§ **Brief**:
Lines in the data below that contain the word "chevron" are to be copied.

<<<<

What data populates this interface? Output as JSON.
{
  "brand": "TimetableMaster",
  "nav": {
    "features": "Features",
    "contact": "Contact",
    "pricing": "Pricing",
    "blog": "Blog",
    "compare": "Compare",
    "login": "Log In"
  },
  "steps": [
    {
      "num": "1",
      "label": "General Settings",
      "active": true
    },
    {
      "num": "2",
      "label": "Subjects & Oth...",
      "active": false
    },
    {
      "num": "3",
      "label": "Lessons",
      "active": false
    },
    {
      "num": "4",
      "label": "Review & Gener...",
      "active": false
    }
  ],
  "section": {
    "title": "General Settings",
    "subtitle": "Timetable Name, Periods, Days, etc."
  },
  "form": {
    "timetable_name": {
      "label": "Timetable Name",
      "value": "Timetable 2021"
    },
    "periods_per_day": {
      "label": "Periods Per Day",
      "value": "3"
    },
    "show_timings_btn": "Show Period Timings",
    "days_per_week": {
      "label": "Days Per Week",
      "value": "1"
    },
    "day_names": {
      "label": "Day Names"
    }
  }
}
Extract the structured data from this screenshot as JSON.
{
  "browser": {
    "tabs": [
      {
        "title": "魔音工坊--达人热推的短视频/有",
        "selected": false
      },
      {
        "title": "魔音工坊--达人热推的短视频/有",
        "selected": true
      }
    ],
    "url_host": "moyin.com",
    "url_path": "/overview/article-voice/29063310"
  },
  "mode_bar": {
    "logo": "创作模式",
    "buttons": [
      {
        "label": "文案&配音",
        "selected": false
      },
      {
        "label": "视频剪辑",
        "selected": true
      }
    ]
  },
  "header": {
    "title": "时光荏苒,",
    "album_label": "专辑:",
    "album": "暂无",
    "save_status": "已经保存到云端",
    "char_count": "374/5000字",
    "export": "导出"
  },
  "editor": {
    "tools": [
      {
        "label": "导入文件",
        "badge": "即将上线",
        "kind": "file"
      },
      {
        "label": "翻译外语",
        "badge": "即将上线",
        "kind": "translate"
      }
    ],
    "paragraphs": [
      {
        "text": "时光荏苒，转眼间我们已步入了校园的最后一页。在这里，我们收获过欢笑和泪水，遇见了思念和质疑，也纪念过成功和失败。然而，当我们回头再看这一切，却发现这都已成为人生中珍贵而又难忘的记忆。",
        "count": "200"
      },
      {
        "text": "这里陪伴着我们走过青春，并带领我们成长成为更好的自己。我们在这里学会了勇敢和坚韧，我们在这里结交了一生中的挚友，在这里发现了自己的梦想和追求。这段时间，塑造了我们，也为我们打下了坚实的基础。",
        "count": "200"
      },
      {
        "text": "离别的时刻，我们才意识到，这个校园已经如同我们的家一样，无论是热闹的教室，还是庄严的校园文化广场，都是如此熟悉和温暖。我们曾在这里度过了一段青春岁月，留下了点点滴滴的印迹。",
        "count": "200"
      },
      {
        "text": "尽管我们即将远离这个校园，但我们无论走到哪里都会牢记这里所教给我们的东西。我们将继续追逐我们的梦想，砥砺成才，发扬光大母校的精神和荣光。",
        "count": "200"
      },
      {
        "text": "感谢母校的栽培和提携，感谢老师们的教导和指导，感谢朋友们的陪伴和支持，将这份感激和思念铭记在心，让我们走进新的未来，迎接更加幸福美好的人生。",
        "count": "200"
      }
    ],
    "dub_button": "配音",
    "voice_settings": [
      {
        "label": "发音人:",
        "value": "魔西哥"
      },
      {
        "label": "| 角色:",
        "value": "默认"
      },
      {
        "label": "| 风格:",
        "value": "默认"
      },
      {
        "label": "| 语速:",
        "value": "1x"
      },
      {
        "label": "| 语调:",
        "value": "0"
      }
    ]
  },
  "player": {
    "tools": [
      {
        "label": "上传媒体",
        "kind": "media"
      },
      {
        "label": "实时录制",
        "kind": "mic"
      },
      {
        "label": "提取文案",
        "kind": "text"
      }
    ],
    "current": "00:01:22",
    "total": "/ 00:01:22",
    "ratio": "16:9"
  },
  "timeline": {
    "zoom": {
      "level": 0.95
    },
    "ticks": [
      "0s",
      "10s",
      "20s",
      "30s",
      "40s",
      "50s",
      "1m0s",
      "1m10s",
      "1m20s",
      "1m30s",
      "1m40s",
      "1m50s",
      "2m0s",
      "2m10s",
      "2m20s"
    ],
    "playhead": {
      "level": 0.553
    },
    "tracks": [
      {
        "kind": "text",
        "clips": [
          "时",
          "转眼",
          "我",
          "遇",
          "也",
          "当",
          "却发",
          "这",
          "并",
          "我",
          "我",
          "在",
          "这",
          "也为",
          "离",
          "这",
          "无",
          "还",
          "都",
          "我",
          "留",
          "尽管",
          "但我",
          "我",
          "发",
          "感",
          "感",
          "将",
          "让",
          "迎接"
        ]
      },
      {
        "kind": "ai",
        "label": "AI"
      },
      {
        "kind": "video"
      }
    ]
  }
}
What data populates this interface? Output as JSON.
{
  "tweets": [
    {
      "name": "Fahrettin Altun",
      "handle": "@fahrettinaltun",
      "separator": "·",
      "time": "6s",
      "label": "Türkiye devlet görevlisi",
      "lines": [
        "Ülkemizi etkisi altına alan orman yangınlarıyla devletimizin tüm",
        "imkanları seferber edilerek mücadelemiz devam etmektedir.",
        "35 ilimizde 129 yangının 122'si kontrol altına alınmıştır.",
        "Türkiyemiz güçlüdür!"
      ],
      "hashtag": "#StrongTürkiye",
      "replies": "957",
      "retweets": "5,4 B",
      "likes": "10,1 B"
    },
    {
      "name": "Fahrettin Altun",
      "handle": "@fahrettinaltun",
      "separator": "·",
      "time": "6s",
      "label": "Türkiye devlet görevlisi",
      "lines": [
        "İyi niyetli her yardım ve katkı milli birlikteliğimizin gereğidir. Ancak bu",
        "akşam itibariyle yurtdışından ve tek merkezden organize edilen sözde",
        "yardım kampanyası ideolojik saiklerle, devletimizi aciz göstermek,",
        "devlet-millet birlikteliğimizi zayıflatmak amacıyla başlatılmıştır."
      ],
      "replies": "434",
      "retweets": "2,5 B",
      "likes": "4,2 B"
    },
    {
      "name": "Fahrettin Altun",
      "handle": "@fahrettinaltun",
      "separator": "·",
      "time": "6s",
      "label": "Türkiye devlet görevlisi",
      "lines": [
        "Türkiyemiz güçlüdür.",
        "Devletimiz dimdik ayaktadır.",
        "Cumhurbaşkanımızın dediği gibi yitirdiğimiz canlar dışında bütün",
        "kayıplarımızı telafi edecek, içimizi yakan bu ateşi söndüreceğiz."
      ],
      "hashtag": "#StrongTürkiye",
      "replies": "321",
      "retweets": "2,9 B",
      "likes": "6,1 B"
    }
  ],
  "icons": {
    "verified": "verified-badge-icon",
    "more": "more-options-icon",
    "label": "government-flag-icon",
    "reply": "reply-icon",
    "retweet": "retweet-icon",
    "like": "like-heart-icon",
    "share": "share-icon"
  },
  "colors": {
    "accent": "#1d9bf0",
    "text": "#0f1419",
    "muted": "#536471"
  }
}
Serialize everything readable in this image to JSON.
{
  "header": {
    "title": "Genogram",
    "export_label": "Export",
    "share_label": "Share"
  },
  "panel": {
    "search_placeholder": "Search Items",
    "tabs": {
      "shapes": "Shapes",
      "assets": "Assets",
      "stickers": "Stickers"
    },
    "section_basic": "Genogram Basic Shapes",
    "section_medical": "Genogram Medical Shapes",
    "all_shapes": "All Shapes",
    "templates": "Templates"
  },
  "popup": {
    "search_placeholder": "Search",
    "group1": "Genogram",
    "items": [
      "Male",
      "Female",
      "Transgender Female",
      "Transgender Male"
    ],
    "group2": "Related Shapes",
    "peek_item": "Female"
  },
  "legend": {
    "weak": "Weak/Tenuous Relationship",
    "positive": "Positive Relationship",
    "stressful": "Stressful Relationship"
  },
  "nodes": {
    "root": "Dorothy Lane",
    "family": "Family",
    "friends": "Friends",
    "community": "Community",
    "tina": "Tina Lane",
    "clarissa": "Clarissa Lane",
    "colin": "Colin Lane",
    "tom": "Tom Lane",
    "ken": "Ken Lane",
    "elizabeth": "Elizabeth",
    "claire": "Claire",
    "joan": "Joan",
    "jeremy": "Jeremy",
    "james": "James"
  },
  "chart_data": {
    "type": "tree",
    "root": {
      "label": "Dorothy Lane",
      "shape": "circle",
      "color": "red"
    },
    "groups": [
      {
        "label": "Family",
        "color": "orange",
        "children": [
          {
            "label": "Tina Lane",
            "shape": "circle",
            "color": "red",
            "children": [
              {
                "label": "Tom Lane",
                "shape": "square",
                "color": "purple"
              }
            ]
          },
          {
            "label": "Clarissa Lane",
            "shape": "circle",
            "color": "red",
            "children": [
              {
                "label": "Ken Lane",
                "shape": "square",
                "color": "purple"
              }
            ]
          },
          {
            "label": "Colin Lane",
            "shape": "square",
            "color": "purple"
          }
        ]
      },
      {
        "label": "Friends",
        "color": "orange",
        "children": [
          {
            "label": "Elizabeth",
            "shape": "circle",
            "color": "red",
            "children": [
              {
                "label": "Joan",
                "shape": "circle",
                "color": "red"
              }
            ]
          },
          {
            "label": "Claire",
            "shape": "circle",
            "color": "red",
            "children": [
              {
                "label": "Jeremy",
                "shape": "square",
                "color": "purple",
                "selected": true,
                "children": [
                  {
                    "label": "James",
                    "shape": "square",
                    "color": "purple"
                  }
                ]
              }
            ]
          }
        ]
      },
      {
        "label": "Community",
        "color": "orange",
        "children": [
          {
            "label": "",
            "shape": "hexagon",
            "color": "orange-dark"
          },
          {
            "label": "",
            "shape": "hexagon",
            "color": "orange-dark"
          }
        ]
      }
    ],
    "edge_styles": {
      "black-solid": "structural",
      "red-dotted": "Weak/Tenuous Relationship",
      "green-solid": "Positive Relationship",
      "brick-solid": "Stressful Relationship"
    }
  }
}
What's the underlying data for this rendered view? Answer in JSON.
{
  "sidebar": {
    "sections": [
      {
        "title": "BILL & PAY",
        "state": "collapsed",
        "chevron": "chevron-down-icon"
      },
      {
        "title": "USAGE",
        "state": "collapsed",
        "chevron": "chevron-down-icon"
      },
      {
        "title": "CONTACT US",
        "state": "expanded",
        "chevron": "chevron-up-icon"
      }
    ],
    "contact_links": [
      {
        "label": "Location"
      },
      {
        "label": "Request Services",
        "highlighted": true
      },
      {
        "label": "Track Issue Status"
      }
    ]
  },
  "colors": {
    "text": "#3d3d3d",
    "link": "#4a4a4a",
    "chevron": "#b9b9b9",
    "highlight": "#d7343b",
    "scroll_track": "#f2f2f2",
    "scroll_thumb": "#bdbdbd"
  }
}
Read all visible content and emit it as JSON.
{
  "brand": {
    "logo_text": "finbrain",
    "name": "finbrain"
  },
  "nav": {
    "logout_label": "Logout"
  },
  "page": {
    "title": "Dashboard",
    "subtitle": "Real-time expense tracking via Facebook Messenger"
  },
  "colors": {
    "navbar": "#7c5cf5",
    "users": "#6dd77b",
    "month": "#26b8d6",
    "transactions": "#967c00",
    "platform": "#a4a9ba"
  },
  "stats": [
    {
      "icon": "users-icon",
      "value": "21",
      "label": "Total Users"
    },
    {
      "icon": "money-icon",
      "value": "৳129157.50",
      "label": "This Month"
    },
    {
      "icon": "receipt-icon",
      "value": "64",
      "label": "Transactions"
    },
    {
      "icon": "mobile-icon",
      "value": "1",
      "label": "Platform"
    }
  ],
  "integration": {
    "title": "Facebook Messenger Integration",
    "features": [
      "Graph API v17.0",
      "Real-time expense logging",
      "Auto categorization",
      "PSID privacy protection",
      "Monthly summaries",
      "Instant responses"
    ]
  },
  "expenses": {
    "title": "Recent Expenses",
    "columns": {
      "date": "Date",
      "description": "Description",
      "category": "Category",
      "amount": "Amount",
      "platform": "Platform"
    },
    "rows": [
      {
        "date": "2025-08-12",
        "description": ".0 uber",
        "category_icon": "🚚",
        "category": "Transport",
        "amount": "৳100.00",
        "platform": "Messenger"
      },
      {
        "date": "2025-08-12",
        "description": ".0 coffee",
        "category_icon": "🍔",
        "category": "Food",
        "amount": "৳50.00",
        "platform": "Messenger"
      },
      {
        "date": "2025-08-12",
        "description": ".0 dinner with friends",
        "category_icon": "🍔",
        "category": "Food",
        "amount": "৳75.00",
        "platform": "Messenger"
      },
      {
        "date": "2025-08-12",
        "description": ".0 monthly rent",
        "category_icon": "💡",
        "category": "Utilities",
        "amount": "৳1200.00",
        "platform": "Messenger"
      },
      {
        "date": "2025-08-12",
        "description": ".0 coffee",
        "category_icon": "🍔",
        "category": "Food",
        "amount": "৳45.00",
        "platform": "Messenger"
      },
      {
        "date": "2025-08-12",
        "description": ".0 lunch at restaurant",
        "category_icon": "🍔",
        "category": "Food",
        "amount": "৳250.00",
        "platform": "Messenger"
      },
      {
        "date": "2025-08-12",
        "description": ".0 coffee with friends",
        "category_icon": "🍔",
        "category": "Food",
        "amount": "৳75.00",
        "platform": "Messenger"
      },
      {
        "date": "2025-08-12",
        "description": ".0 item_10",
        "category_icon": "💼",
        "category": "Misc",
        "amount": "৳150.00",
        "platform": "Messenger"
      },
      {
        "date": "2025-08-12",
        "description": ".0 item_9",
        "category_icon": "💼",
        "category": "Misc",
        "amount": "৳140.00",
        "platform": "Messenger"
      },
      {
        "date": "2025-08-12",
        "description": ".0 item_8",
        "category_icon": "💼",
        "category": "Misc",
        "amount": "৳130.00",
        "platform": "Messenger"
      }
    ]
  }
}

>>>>

§ **Solved problem**:
        "chevron": "chevron-down-icon"
        "chevron": "chevron-down-icon"
        "chevron": "chevron-up-icon"
    "chevron": "#b9b9b9",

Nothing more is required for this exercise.